Regrettably, Ghana’s economic growth slowed for the fourth consecutive year to an estimated 3.4% in 2015 from 4% in 2014 as energy rationing, high inflation, and ongoing fiscal consolidation weighed on economic activity (World Bank, 2016).

President Mahama and his maladaptive government left a squeamish economic growth of around 3.6 per cent as of December 2016.

In addition, the high inflation rate remain elevated at 18.5% in February 2016 compared to 17.7% in February 2015, even after the Central Bank’s 500 bps policy rate hikes (the inflation stood at 15.8 per cent as of October 2016).

During the epoch of Mahama’s maladministration, the late Jake Obetsebi Lamptey lamented: “Ghanaians are worried because the economy is being handled in a manner reminiscent of the NDC’s mishandling of the economy in 2000. We do not need to return to HIPC status.”

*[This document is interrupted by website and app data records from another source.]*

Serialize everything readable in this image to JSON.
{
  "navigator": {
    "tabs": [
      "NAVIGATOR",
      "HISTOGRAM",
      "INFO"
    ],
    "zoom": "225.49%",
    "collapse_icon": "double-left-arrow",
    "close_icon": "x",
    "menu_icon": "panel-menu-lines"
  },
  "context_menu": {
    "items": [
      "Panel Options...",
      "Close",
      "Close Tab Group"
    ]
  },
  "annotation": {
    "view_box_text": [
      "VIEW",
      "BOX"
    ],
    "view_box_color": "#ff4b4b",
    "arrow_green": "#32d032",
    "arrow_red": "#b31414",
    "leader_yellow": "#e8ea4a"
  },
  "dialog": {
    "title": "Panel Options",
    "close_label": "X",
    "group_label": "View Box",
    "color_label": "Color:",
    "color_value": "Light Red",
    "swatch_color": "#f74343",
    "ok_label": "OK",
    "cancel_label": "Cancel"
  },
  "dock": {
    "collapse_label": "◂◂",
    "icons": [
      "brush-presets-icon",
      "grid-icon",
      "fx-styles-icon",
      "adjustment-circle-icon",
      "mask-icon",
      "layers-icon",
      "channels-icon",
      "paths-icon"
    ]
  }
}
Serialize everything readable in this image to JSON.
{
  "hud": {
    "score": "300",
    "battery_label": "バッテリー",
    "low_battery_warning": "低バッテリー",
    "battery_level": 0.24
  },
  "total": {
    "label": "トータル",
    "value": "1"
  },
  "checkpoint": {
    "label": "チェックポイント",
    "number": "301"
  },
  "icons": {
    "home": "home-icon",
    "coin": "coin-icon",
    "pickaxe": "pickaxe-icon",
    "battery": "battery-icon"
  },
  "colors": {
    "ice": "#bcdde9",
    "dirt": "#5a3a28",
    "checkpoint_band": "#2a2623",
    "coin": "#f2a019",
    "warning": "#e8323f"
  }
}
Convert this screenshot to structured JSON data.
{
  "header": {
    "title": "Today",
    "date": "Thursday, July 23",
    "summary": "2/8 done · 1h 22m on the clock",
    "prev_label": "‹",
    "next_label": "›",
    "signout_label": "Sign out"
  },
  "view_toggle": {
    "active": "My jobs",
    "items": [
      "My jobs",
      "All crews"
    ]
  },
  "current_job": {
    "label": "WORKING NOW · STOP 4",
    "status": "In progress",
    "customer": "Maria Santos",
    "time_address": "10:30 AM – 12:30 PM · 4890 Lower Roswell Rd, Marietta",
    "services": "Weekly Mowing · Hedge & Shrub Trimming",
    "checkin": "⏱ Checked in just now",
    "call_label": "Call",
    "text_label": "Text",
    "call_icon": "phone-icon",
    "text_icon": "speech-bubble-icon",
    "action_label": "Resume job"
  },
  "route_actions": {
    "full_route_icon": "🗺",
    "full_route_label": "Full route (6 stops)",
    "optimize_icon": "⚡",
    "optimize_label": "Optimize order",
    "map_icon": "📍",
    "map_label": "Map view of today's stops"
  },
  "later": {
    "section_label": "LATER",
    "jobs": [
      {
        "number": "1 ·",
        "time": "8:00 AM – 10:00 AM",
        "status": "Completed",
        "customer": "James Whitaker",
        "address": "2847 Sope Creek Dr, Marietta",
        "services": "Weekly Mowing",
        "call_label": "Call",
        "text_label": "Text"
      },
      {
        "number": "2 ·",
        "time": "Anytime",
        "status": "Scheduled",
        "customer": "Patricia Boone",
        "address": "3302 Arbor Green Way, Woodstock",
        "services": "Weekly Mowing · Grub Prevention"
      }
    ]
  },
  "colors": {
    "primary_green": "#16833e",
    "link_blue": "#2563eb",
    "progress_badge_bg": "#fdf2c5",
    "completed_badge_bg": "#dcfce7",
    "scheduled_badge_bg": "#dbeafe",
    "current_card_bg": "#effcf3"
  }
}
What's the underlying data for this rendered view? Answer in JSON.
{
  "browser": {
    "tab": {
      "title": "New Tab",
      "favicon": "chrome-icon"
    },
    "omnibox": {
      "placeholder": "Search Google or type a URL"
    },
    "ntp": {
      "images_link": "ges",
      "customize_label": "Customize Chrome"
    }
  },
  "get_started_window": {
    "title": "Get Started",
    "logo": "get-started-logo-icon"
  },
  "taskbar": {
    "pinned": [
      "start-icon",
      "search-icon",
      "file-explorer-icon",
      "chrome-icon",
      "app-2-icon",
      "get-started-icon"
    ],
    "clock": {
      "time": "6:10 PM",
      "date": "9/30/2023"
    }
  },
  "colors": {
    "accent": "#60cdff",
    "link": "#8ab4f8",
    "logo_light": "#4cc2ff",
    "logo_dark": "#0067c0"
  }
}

Let us face it, though, President Mahama did not do enough to improve on the socio-economic standards of living. Take, for example, former President Kufuor quadrupled Ghana’s GDP to a staggering GH28 billion in 2008. While the late Mills inherited oil in commercial quantities and managed to increase the GDP to GH47 billion in 2011.

Disappointingly, however, President Mahama reversed the GDP to an incredible GH40 billion as of December 2016.

Moreover, the late Mills left an economic growth of around 14 per cent, but President Mahama managed to asphyxiate the economic growth to an amazing 3.6 per cent.

Besides, President Mills left an agricultural growth of around 7.4 per cent in 2012, while President Mahama reversed it to around 2.5 per cent as of October 2016.

President Mahama also obliterated the late mills “unprecedented” single digit inflation and substituted it with double digits (15.8 as of October 2016).

Last but not least, the late Mills left a fairly stable currency exchange rate-it was around GH1.65 to 1 U.S Dollar in 2011. And currently, the exchange rate stands around GH4.30 to 1 U.S Dollar.

Based on his abysmal performance, how many discerning Ghanaians would wish to have former President Mahama return to the presidency?

With all honesty, former President Mahama does not deserve another chance at the presidency based on his previous poor record.

K. Badu, UK.

References:

Hoegl, M. & Gemuenden, H. G. (2001). Teamwork Quality and the Success of Innovative Projects: A Theoretical Concept and Empirical Evidence.

Hoegl, M. (2005). Smaller Teams–Better Teamwork: How to Keep Project Teams Small.

www.forbes.com/sites/jacobmorgan/.../why-smaller-teams-are-better-than-larger-ones/

Columnist: Badu, K